“Red Tide” starts off mellow during the first verse and then kicks in afterwards, with the symbolic calm before the storm flavor to it. The dynamics in the song is wonderful, along with the guitar solo from Lifeson (right after the instrumental and bridge) which comes out of nowhere, just like the warning sirens are no longer a watch, but a warning that the impact is right down the road. “Hand Over Fist” has a catchy chorus, with its references to the rock / paper / scissors game many of us played as children. Lifeson‘s guitar work throughout the song is pleasant listening.
The final track , “Available Light,” starts off with an R&B / soul style during the verse. I don’t remember listening to this song much when I got the cassette, or with my buddies, but my first thought listening to it now for this review was “Wow! Rush meets Prince” at the beginning. Once again, the different styles these guys can play is amazing, while filled with the time changes and wonderful lyrics, made the band members, true artists. Another part I noticed about the song was how the lyrics here are more of a classic Rush style to it, compared to the rest of the album. The words here have a mythology / epic style to it (like “Beowulf”), where the rest of the songs have either a relationship or a science theme to them. The line “The wind can carry all the echos home to me” could have been found in any of my college Medieval literature books (I have a degree in English).
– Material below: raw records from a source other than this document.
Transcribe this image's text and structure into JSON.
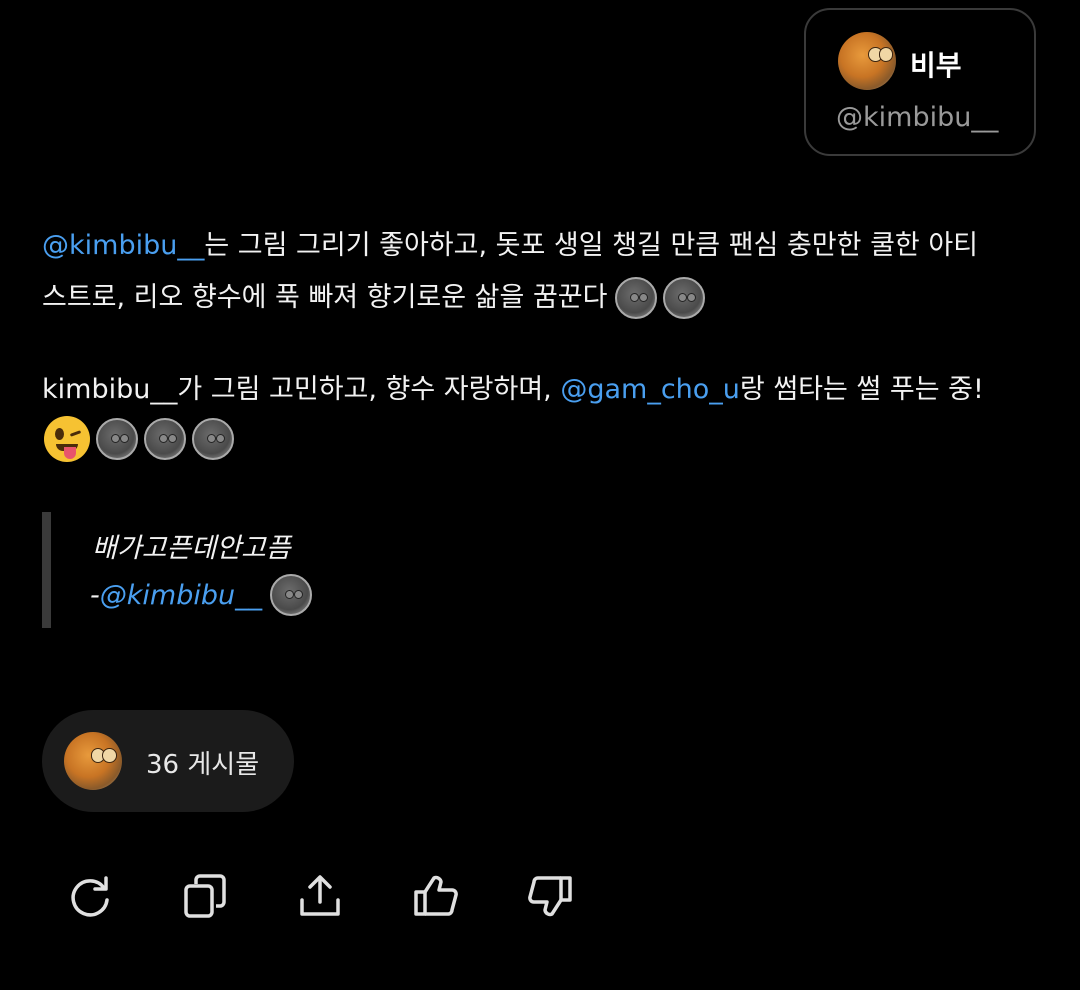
{
  "profile": {
    "name": "비부",
    "handle": "@kimbibu__"
  },
  "post": {
    "p1_mention": "@kimbibu__",
    "p1_line1_rest": "는 그림 그리기 좋아하고, 돗포 생일 챙길 만큼 팬심 충만한 쿨한 아티",
    "p1_line2": "스트로, 리오 향수에 푹 빠져 향기로운 삶을 꿈꾼다",
    "p2_start": "kimbibu__가 그림 고민하고, 향수 자랑하며, ",
    "p2_mention": "@gam_cho_u",
    "p2_end": "랑 썸타는 썰 푸는 중!",
    "quote_text": "배가고픈데안고픔",
    "quote_dash": "-",
    "quote_mention": "@kimbibu__"
  },
  "posts_count": {
    "label": "36 게시물"
  },
  "actions": {
    "icons": [
      "refresh-icon",
      "copy-icon",
      "share-icon",
      "thumbs-up-icon",
      "thumbs-down-icon"
    ]
  },
  "colors": {
    "background": "#000000",
    "mention": "#4a9ff0",
    "text": "#f2f2f2",
    "muted": "#9a9a9a"
  }
}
Presto was the first release from Rush for Atlantic Records, and it gave them a new audience, thanks to the MTV exposure. There were several fans that left the band before this with the Power Windows and Hold Your Fire albums, where there was an emphasis on more keyboards (I remember my buddies, who bought every Rush album, complaining about the Hold Your Fire album constantly). For music listeners like me, who were not into albums with 30 minute sides with three songs on them, this was an introduction to a modern day Rush band, and it had great success. There is not one bad song of the release, nor one that I would recommend to skip over. Not only does Presto provides me with great memories of my teen years with my friends, but it gave me a bond that we could relate to, whereas their previous albums, I had to be in a certain mood to listen.
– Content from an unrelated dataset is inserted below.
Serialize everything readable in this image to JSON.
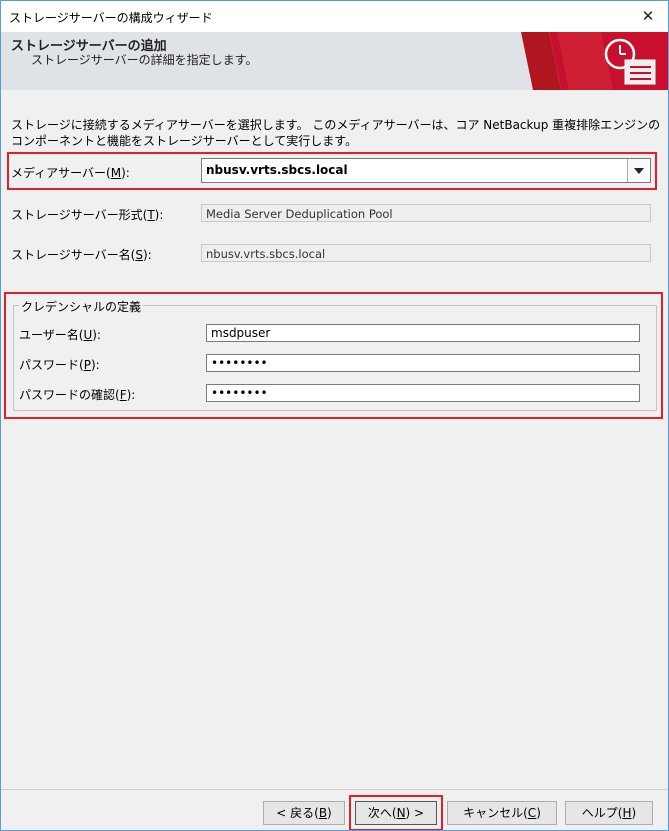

Geddy Lee, Alex Lifeson and Neil Peart waved their magic wand with Presto and not only scored with providing the magical flourish, but also sent this audience member to give a standing ovation.
01. Show Don’t Tell
02. Chain Lightning
03. The Pass
04. War Paint
08. Anagram (For Mongo)
09. Red Tide
10. Hand Over Fist
11. Available Light
Geddy Lee – bass, vocals, synthesizers
Alex Lifeson – electric and acoustic guitars
Neil Peart – drums, electronic percussion
Rupert Hine – additional keyboards and backing vocals
Jason Sniderman – additional keyboards
Produced and arranged by Rush and Rupert Hine
Engineered and mixed by Stephen W. Tayler
Mastered by Bob Ludwig
Rush‘s “Show Don’t Tell” video:
Music video by Rush performing Show Don’t Tell. (C) 2009 Anthem Records Inc.
Rush‘s “The Pass” video:
Music video by Rush performing The Pass. (C) 2009 Anthem Records Inc.